--- START ---

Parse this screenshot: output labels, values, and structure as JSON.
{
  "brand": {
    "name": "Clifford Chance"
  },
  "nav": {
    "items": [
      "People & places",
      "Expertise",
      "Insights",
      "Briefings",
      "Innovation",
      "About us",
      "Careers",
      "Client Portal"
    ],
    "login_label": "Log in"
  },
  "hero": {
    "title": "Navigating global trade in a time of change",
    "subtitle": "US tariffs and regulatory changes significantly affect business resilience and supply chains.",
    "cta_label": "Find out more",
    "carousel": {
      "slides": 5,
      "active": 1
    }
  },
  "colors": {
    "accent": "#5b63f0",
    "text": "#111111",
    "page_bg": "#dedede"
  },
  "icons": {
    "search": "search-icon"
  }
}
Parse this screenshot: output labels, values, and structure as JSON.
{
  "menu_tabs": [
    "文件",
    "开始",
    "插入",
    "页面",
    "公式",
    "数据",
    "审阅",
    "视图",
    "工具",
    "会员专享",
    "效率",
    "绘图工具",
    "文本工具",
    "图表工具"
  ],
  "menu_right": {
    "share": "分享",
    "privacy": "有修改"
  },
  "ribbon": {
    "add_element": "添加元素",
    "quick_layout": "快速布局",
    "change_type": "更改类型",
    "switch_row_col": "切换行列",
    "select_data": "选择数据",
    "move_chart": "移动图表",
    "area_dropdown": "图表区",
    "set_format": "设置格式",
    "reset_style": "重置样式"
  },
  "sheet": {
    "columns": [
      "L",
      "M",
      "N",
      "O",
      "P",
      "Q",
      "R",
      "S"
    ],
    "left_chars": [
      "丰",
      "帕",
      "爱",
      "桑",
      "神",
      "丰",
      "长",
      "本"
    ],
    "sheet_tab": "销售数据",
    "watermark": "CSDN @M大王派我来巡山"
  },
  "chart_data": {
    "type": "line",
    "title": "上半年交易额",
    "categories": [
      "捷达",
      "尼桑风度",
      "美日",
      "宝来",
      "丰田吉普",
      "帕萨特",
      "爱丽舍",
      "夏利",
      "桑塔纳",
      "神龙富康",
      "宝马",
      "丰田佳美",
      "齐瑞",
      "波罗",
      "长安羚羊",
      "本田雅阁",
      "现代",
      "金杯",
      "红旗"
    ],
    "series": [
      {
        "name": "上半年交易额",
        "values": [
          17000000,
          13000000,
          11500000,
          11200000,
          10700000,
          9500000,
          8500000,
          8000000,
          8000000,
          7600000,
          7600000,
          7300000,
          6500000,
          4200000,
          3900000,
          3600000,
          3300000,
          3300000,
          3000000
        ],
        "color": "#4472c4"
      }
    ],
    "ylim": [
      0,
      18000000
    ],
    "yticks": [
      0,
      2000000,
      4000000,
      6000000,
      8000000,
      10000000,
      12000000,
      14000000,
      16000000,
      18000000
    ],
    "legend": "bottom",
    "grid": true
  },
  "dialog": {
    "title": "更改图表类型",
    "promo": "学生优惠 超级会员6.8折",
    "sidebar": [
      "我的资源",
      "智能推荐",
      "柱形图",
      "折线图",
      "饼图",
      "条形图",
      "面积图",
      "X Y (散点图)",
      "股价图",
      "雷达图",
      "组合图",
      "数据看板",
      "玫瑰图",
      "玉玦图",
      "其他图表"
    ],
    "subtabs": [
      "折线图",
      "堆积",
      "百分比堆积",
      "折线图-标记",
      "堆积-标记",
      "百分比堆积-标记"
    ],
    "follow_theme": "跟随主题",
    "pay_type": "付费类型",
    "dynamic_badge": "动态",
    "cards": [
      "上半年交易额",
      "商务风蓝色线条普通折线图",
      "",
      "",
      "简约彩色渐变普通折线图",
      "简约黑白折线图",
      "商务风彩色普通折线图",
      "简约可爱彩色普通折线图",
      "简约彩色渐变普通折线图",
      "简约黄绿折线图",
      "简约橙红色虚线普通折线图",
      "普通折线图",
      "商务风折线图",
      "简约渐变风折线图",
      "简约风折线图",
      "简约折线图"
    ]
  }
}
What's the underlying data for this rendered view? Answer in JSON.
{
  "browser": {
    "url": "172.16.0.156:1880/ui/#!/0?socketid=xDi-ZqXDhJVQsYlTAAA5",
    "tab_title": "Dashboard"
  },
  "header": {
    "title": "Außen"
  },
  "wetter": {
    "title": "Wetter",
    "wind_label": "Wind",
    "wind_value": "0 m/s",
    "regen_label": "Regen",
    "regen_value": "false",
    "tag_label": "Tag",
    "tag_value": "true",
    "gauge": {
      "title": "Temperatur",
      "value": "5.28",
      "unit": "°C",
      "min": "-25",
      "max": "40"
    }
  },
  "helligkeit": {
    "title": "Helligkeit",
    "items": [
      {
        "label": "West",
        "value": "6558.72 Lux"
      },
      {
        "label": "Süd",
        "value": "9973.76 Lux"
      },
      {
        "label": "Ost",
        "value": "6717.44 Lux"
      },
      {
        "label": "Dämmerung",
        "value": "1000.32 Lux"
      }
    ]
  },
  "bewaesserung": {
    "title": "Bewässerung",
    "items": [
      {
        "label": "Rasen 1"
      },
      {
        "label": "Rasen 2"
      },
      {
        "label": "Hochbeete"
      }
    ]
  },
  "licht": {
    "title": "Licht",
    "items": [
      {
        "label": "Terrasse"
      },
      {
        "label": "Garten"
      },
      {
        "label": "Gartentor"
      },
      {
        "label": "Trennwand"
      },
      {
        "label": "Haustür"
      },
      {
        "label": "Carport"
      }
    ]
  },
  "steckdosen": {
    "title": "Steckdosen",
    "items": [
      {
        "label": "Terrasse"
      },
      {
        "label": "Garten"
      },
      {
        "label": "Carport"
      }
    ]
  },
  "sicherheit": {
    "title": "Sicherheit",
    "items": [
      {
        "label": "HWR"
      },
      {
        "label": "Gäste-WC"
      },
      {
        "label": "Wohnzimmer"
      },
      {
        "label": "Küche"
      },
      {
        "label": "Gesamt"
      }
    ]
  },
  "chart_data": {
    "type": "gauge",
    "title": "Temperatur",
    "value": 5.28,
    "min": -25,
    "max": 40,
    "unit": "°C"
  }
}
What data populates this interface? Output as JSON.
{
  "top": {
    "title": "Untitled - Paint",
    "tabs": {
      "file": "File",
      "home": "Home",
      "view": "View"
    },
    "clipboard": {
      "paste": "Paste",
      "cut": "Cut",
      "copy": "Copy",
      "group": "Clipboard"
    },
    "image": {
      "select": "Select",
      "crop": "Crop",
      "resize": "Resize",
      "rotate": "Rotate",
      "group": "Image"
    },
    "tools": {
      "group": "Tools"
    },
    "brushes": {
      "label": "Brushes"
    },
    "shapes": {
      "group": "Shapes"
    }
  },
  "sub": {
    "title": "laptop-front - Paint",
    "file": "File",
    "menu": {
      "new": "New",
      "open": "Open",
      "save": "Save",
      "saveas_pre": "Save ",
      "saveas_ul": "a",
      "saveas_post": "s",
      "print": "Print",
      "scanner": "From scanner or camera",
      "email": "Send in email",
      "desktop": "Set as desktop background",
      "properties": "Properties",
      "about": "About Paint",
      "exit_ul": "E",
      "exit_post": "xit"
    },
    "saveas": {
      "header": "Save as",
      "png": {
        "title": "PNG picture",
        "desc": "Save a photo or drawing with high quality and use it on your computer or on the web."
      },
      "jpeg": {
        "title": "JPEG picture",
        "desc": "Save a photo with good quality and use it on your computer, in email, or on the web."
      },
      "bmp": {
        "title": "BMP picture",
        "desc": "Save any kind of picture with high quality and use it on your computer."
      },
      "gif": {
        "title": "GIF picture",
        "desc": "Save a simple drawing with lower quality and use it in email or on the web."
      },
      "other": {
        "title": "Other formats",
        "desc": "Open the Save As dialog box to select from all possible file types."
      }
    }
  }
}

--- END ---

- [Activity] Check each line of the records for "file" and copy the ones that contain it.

- [Solution]
      "file": "File",
    "file": "File",
        "desc": "Open the Save As dialog box to select from all possible file types."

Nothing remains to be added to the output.